Last Updated: Apr 16, 2012
Vibrantly-colored and energetic, hummingbirds are named for the distinctive sound made by their tiny beating wings. Known locally as colibris, their remarkable size, fearless nature and shimmering colors have made these flying jewels a favorite among birders and wildlife lovers. Of the 338 known species, roughly 50 hummingbirds live or breed in Costa Rica’s tropical lowlands and cool cloud forests. Native to New World countries, hummers are divided into two sub-families. The Trochilinae, or typical hummingbirds, include all of the colorful species, while the Phaethornithinae comprise 34 species of hermits.
Scientific Name: Selasphorus scintilla
Status in the Wild: Common
Habitat: Cloud Forests, Rainforests
The Americas are home to a dazzling variety of hummingbird species that range from minuscule to surprisingly big, with varying tail streamers, head plumes and colorations. Their ability to hover for long periods of time and to fly backwards makes them different from all other birds. Hummingbirds eat at least half their body weight in food every day to support their high energy lifestyle. At night, their body temperature drops as they go into a state of torpor to help conserve energy. Hummingbirds have the highest metabolic rate of any bird – their heart rate can exceed 1,200 beats a minute.
Hummingbirds have co-evolved with flowers and plants, developing long slender bills and even longer tongues to feed on nectar. Because flowers regularly bloom and fade, most hummingbirds lead somewhat solitary lives, aggressively defending nectar sources from rival hummers, bees and butterflies. They also eat insects to help supplement fat and protein in their diet.
The smallest Costa Rican hummer is the male scintillant hummingbird (Selasphorus scintilla), which weighs in at just two grams. At 11.5 grams, the violet sabrewing, or Campylopterus hemileucurus, is the largest – its brilliant violet head and body contrasted by dark green wings.
Hummingbirds inhabit a variety of temperate and tropical habitats in Costa Rica. In the lowland areas, hummers typically nest during the dry season months of December through April. Those found in highlands like Monteverde or San Gerardo de Dota usually nest towards the end of the year when temperatures are colder and epiphytic flowers are blooming.

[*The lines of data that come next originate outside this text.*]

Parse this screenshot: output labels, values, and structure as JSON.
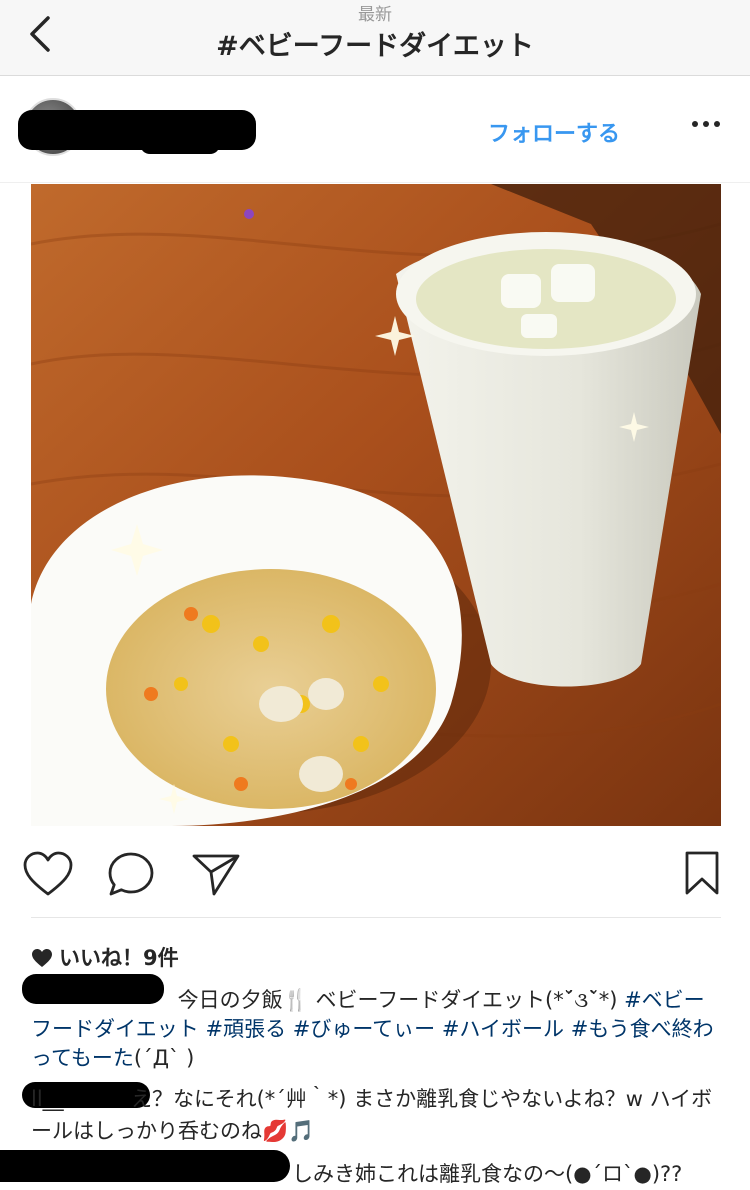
{
  "nav": {
    "subtitle": "最新",
    "title": "#ベビーフードダイエット"
  },
  "post": {
    "follow_label": "フォローする",
    "likes_label": "いいね！9件",
    "caption": {
      "text": " 今日の夕飯🍴 ベビーフードダイエット(*ˊ̆૩ˋ̆*) ",
      "hashtags": [
        "#ベビーフードダイエット",
        "#頑張る",
        "#びゅーてぃー",
        "#ハイボール",
        "#もう食べ終わってもーた"
      ],
      "tail": "(´Д` )"
    },
    "comments": [
      {
        "user_fragment": "ll__",
        "text": "え？なにそれ(*´艸｀*) まさか離乳食じやないよね？w ハイボールはしっかり呑むのね💋🎵"
      },
      {
        "user_fragment": "",
        "text": "しみき姉これは離乳食なの〜(●´ロ`●)??"
      }
    ]
  },
  "colors": {
    "accent": "#3897f0",
    "hashtag": "#003569",
    "nav_bg": "#f7f7f7"
  },
  "icons": [
    "back-chevron-icon",
    "more-dots-icon",
    "heart-icon",
    "comment-icon",
    "share-icon",
    "bookmark-icon",
    "like-heart-filled-icon"
  ]
}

Only ten species of hummingbirds are known to live in Costa Rica’s highlands. One of the more common is the fiery-throated hummingbird (Panterpe insignis), which breeds in the cool forests near Poas and Irazu volcanoes and the high-elevation cloud forests along the Talamanca Mountains. This stunner is an iridescent green, with a dark blue tail, indigo chest, copper-orange throat and a radiant blue crown. Another cold-weather lover is the magnificent hummingbird, which flashes its shimmering plumage along the Cerro de la Muerte, frequenting the humid montane forests from 2000 meters up to the timberline.
Hummingbird Hot Spots in Costa Rica:

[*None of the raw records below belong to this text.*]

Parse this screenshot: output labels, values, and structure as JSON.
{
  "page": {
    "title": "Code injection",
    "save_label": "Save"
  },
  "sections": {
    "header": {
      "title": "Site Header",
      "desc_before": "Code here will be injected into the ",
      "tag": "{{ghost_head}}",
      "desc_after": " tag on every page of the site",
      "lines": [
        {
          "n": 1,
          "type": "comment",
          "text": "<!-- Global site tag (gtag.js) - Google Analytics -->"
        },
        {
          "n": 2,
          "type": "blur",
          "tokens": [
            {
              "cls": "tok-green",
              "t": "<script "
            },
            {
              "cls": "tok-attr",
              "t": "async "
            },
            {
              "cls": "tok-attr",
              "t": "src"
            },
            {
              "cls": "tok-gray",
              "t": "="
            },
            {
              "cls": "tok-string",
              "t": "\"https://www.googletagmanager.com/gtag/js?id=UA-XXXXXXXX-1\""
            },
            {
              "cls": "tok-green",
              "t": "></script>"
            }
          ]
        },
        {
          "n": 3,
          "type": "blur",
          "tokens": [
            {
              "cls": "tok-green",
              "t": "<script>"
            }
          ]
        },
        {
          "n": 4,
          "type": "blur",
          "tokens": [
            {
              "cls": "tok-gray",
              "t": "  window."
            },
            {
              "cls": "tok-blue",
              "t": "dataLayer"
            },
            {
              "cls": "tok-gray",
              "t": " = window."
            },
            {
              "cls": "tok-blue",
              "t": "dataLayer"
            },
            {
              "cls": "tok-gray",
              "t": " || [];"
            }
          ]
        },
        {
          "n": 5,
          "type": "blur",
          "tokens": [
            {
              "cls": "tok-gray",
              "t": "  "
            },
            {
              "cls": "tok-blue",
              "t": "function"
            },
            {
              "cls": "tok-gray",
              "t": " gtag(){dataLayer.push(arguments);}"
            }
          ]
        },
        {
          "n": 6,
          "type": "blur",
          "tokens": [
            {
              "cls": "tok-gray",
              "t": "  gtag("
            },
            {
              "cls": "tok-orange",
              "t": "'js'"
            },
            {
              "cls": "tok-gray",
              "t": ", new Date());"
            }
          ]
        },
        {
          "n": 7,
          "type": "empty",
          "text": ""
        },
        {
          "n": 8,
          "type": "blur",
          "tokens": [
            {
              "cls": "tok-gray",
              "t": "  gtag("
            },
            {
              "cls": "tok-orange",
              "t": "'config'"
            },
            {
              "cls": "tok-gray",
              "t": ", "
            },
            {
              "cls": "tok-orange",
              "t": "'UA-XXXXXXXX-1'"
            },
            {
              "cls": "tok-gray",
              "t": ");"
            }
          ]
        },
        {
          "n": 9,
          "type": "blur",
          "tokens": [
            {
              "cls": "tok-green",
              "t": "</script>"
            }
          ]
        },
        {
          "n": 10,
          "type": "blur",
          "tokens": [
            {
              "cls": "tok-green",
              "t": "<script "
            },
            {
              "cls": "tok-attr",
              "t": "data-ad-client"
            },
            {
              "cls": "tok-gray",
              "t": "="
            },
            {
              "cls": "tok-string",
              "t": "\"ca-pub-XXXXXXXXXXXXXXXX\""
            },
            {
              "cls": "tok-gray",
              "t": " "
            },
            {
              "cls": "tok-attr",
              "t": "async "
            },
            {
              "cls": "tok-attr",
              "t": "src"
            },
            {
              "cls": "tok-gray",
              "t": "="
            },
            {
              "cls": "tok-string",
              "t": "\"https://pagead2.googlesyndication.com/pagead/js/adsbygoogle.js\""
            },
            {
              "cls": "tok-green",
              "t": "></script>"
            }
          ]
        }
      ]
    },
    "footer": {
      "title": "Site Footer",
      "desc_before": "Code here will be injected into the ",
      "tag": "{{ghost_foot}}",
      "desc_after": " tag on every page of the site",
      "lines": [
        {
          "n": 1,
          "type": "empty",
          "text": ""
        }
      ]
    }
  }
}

- Monteverde Cloud Forest Reserve
- Santa Elena Reserve
- Selvatura Park in Monteverde
- San Gerardo de Dota
- Los Quetzales National Park
- La Selva Biological Station in Sarapiqui
- Poas Volcano National Park
- La Paz Waterfall Gardens
True loners due to their territorial nature, hummingbirds only mingle with the opposite sex for a short time during mating. Nests are constructed of moss, twigs, plant fibers and fern leaves, sometimes bound together with cobwebs. A clutch typically consists of two small white eggs, which are incubated by the female for 14-19 days. Chicks are fed a mixture of nectar and regurgitated insects and remain in the nest for up to a month.
Status in the Wild:
Most hummingbirds are abundant with no danger of extinction. Fortunately, hummer populations in Costa Rica are not yet seriously threatened, with the exception of the mangrove hummingbird (Amazilia boucardi), whose habitat along the Pacific Coast is threatened by local development and increased pollution.